Getting started with OpenCV and Python

Photo by Pop & Zebra on Unsplash

OpenCV (Open Source Computer Vision Library) is an open source computer vision and machine learning software library. OpenCV was built to provide a common infrastructure for computer vision applications and to accelerate the use of machine perception in the commercial products. Being a BSD-licensed product, OpenCV makes it easy for businesses to utilize and modify the code.

The license implies that it is free to use for both academic and commercial use. It supports a couple of programming languages namely: python, java, c and C++. On the other hand, it supports Windows, Linux, Mac Os and even the Android operating systems.

The whole series will take you through setting up OpenCV and python on your machine, carrying out some simple tasks on images and videos, and lastly, we will advance to detecting objects.

Python as most of you hopefully already know, is

a programming language that let’s you work quickly and integrate systems more effectively.


This tutorial will majorly cater for Linux, Windows, and MacOS for now.

Setting up on windows

Install OpenCV

I assume you have python on your machine. Incase you need help with that here you go.

Run the command below in your terminal to install python OpenCV.

$ pip install opencv-python

Test your OpenCV installation on the python emulator.

> import cv2

Your result should be as shown below.

Your OpenCV is installed!

Setting up on mac

At this point I will assume you already have Command Line Tools and Homebrew already installed on your computer.The links to the same are attached above.

To install python:

brew install python python3

Installing OpenCV:

brew install opencv3 --with-contrib --with-python3

It’s always a good idea to test your installation.

> import cv2

Your result should be as shown below.

Your OpenCV is installed!

Setting up on linux

Python comes pre-installed in linux, therefore, we will go direct to openCV installation.

Install OpenCV

$ sudo apt-get install libopencv-dev python-opencv
And it’s a wrap

Now that we are done with installation, let’s start coding.

Simple operations on images using OpenCV

Using OpenCV, we can read an image, display it and after we are done with our operations for the day, save it.

Let’s get right into it!

Read you image

Reading an Image in OpenCV

We will use the OpenCV function cv2.imread(). The function cv2.imread() requires two arguments: the first is the path to the image itself and the second specifies the way the image should be read.

What are some of these specifications?

Here we go:

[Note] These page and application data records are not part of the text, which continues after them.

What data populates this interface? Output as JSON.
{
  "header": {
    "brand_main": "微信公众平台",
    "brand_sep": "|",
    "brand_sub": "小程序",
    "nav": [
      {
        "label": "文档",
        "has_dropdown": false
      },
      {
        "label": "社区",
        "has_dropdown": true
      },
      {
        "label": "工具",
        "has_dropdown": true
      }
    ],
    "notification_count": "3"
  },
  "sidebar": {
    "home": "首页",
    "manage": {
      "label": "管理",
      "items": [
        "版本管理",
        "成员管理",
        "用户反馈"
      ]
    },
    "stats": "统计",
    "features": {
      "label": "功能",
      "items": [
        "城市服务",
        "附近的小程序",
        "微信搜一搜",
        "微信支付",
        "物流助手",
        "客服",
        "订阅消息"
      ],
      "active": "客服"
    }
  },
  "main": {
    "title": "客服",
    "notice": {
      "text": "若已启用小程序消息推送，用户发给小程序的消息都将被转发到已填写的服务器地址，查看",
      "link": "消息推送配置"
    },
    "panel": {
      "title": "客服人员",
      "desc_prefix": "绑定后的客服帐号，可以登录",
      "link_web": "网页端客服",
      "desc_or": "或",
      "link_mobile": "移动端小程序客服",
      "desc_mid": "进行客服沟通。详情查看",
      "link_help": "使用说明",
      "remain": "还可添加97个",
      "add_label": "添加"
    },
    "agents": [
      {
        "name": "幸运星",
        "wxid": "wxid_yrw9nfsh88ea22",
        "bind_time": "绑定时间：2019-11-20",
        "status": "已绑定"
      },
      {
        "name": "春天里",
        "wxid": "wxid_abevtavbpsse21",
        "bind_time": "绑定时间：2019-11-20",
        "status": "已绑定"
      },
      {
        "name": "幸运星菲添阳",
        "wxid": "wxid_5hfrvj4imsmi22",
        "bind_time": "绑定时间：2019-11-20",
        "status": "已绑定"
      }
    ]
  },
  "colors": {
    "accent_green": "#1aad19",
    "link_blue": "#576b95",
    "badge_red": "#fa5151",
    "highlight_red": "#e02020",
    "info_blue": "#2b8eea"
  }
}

cv2.IMREAD_COLOR — this flag in particular is used to load a color image. It neglects the image transparency and is the default flag. It is mostly for 8-bit images that don’t have the alpha channel.
cv2.IMREAD_GRAYSCALE — it is responsible for loading our images in grayscale.
cv2.IMREAD_UNCHANGED — It loads an image using alpha channel(RGBA).

You can also pass integers 1, 0, -1 respectively in place of the flags.

It is always a good idea to try printing the image so it doesn’t give us an error when the path or image is wrong. Otherwise you will end up with TypeErrors and have no idea where you went wrong.

Note: This is one place you could go wrong. Always make sure that the path to the image and the image specified exists and that you used the right extension for the image.

import cv2
# Load an color image in grayscale
image = cv2.imread(‘watch.jpg’,0)

That line alone is all that is required of us to read an image. Now let’s get to out next step.

Display your image

Displaying an image with OpenCV

Now that we can read an image, our next step will be to display it.

cv2.imshow(‘image’,image) # the title and path to image
cv2.waitKey(0) # Waits for the next key to be pressed

cv2.waitkey(0) — in milliseconds. It waits for a key press to do an action.

cv2.destroyAllWindows() — It destroys all windows created.

cv2.destroyWindow() — destroys the exact window name passed as an argument.

Save you image

Saving an image with OpenCV

Now that we have our image. Probably changed our image to grayscale, we need to store it. OpenCV’s cv2.imwrite function enables you to save images to the specified path.


The above command will save our image in the working directory.

That’s all folks!

Putting it all together

We can create a simple code snippet that loads an image in grayscale, displays it, and at the end, saves it.

Reading, Displaying and Saving an image

There are many more operations you can carry out on images. You can even create your favorite memes.